The news: UK retailers are feeling optimistic about sales growth for the first time since September, per the Confederation of British Industry (CBI)’s latest survey.
- Retailers’ expected sales balance rose to +9 for April, up considerably from -18 in March—only the second time it has tilted positive since May 2022.
Signs of growth: Despite the cost-of-living crisis, consumer spending remains robust.
- February sales volumes rose 1.2% month-over-month (MoM), driven by higher sales in non-food stores (which increased 2.4% MoM), per the Office of National Statistics. That’s significantly higher than the 0.2% economists polled by Bloomberg expected—yet another sign of consumer resilience.
- Consumer expectations of inflation are easing. Household inflation expectations reached their lowest point since November 2021, per the Bank of England, which could reduce pressure on businesses to raise wages in line with inflation.
- So are manufacturers’ inflation expectations. UK manufacturers’ expectations for selling price inflation fell to their lowest level since May 2021, according to the CBI’s Industrial Trends Survey, which should lead to some cost relief for consumers.
- And retailers are seeing signs of recovery. Ocado Retail expects business to improve in the second half of the year as its customer base continues to grow. The online grocer said average weekly orders rose 3.6% in Q1, while its active customer base grew 13.8% year-over-year (YoY).
Persistent cost crunches: While there are reasons for optimism, retail growth in 2023 will be tempered by a number of factors.
- Grocery inflation remains at a record high. Grocery prices were 17.5% higher YoY in March, per Kantar data reported by Reuters, adding £837 ($1031) to households’ annual bills. And poor harvests and high energy costs could compound produce shortages and keep food inflation elevated.
- Wage growth is well below inflation. Pay growth slowed in January to 5.7%, per the ONS, significantly below the UK’s current 10.4% inflation rate.
- Shoppers are looking for savings wherever possible. Non-food sales growth in February was driven by more consumers shopping for deals at discount and secondhand stores, an indication that price sensitivity will continue to play a significant role in purchase decisions.
Looking ahead: Retailers will undoubtedly face difficulties ahead as they attempt to convince cash-strapped consumers to spend their money on items beyond groceries. To avoid losing shoppers entirely, companies will need to emphasize value and reward loyalty.

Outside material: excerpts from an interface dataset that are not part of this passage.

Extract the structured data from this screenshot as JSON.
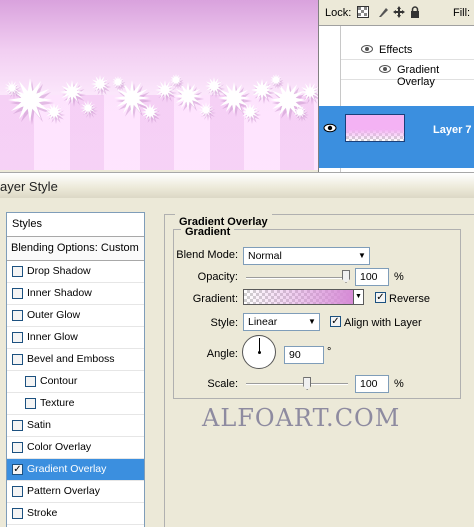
{
  "layers_panel": {
    "lock_label": "Lock:",
    "fill_label": "Fill:",
    "lock_icons": [
      "lock-transparent-icon",
      "lock-image-icon",
      "lock-position-icon",
      "lock-all-icon"
    ],
    "effects_label": "Effects",
    "effect_item": "Gradient Overlay",
    "layer_name": "Layer 7",
    "selection_color": "#3b8fdf"
  },
  "dialog": {
    "title": "ayer Style",
    "styles_header": "Styles",
    "blending_options": "Blending Options: Custom",
    "style_items": [
      {
        "label": "Drop Shadow",
        "checked": false,
        "indent": false
      },
      {
        "label": "Inner Shadow",
        "checked": false,
        "indent": false
      },
      {
        "label": "Outer Glow",
        "checked": false,
        "indent": false
      },
      {
        "label": "Inner Glow",
        "checked": false,
        "indent": false
      },
      {
        "label": "Bevel and Emboss",
        "checked": false,
        "indent": false
      },
      {
        "label": "Contour",
        "checked": false,
        "indent": true
      },
      {
        "label": "Texture",
        "checked": false,
        "indent": true
      },
      {
        "label": "Satin",
        "checked": false,
        "indent": false
      },
      {
        "label": "Color Overlay",
        "checked": false,
        "indent": false
      },
      {
        "label": "Gradient Overlay",
        "checked": true,
        "indent": false,
        "active": true
      },
      {
        "label": "Pattern Overlay",
        "checked": false,
        "indent": false
      },
      {
        "label": "Stroke",
        "checked": false,
        "indent": false
      }
    ]
  },
  "gradient_overlay": {
    "group_title": "Gradient Overlay",
    "sub_title": "Gradient",
    "blend_mode_label": "Blend Mode:",
    "blend_mode_value": "Normal",
    "opacity_label": "Opacity:",
    "opacity_value": "100",
    "opacity_unit": "%",
    "opacity_fraction": 1.0,
    "gradient_label": "Gradient:",
    "reverse_label": "Reverse",
    "reverse_checked": true,
    "style_label": "Style:",
    "style_value": "Linear",
    "align_label": "Align with Layer",
    "align_checked": true,
    "angle_label": "Angle:",
    "angle_value": "90",
    "angle_unit": "°",
    "scale_label": "Scale:",
    "scale_value": "100",
    "scale_unit": "%",
    "scale_fraction": 0.6,
    "gradient_color": "#d68bd6"
  },
  "watermark": "ALFOART.COM"
}
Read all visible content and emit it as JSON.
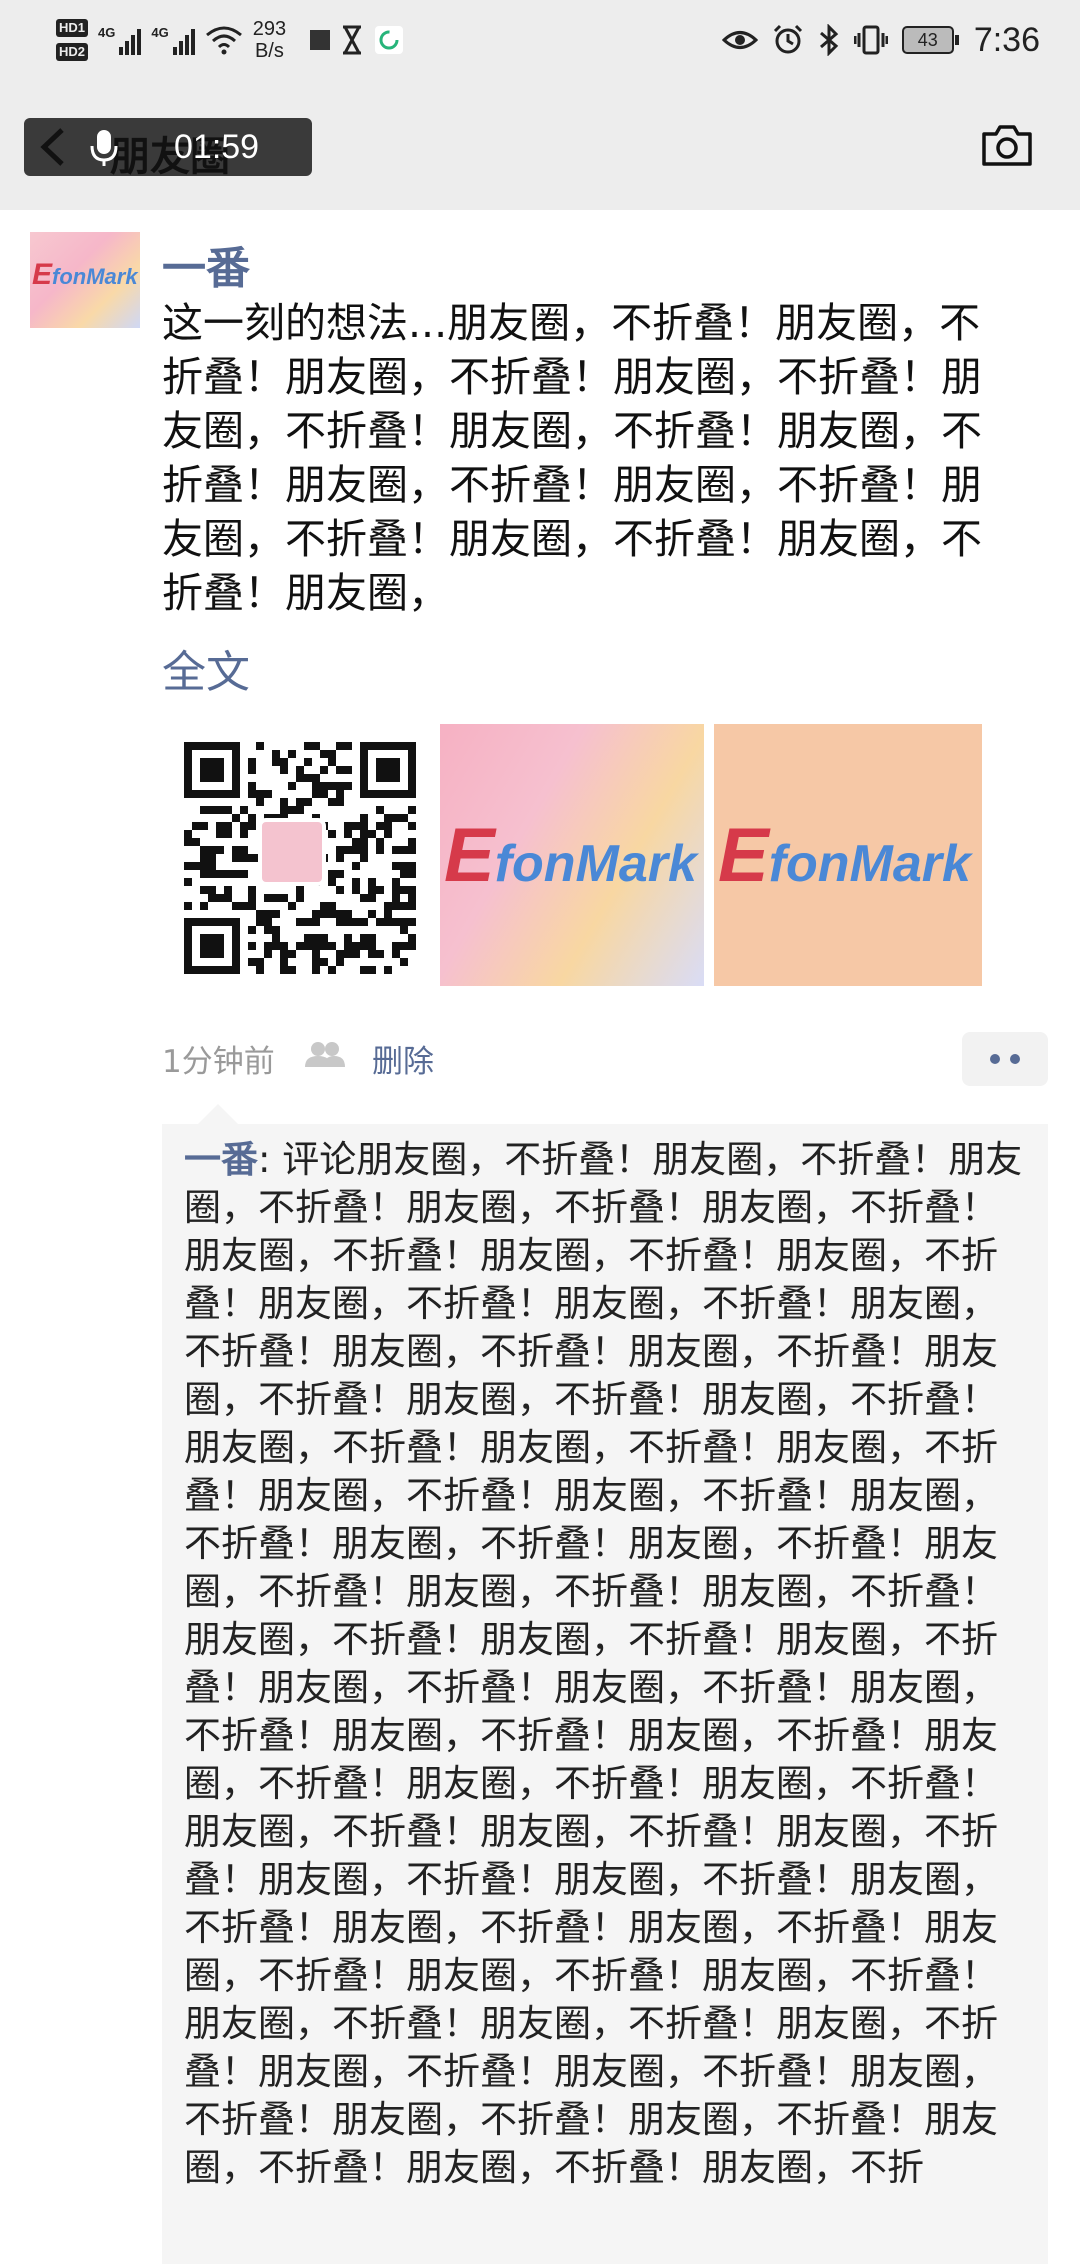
{
  "status_bar": {
    "hd1": "HD1",
    "hd2": "HD2",
    "network1": "4G",
    "network2": "4G",
    "speed_value": "293",
    "speed_unit": "B/s",
    "battery": "43",
    "time": "7:36"
  },
  "nav": {
    "title": "朋友圈",
    "timer": "01:59"
  },
  "post": {
    "author": "一番",
    "text": "这一刻的想法...朋友圈，不折叠！朋友圈，不折叠！朋友圈，不折叠！朋友圈，不折叠！朋友圈，不折叠！朋友圈，不折叠！朋友圈，不折叠！朋友圈，不折叠！朋友圈，不折叠！朋友圈，不折叠！朋友圈，不折叠！朋友圈，不折叠！朋友圈，",
    "full_text_link": "全文",
    "logo_e": "E",
    "logo_rest": "fonMark",
    "time_ago": "1分钟前",
    "delete_label": "删除"
  },
  "comments": [
    {
      "author": "一番",
      "separator": ": ",
      "text": "评论朋友圈，不折叠！朋友圈，不折叠！朋友圈，不折叠！朋友圈，不折叠！朋友圈，不折叠！朋友圈，不折叠！朋友圈，不折叠！朋友圈，不折叠！朋友圈，不折叠！朋友圈，不折叠！朋友圈，不折叠！朋友圈，不折叠！朋友圈，不折叠！朋友圈，不折叠！朋友圈，不折叠！朋友圈，不折叠！朋友圈，不折叠！朋友圈，不折叠！朋友圈，不折叠！朋友圈，不折叠！朋友圈，不折叠！朋友圈，不折叠！朋友圈，不折叠！朋友圈，不折叠！朋友圈，不折叠！朋友圈，不折叠！朋友圈，不折叠！朋友圈，不折叠！朋友圈，不折叠！朋友圈，不折叠！朋友圈，不折叠！朋友圈，不折叠！朋友圈，不折叠！朋友圈，不折叠！朋友圈，不折叠！朋友圈，不折叠！朋友圈，不折叠！朋友圈，不折叠！朋友圈，不折叠！朋友圈，不折叠！朋友圈，不折叠！朋友圈，不折叠！朋友圈，不折叠！朋友圈，不折叠！朋友圈，不折叠！朋友圈，不折叠！朋友圈，不折叠！朋友圈，不折叠！朋友圈，不折叠！朋友圈，不折叠！朋友圈，不折叠！朋友圈，不折叠！朋友圈，不折叠！朋友圈，不折叠！朋友圈，不折叠！朋友圈，不折叠！朋友圈，不折叠！朋友圈，不折叠！朋友圈，不折叠！朋友圈，不折"
    }
  ],
  "colors": {
    "link": "#576b95",
    "bar_bg": "#ededed",
    "comment_bg": "#f5f5f5",
    "logo_red": "#d63a4a",
    "logo_blue": "#4a88d6"
  },
  "icons": {
    "back": "chevron-left-icon",
    "mic": "microphone-icon",
    "camera": "camera-icon",
    "privacy": "people-icon",
    "more": "more-dots-icon",
    "eye": "eye-icon",
    "alarm": "alarm-icon",
    "bluetooth": "bluetooth-icon",
    "vibrate": "vibrate-icon",
    "wifi": "wifi-icon"
  }
}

- Despite the difficulties, we expect UK retail sales to grow 1.7% this year, although much of that growth will be driven by higher prices rather than growing sales volumes.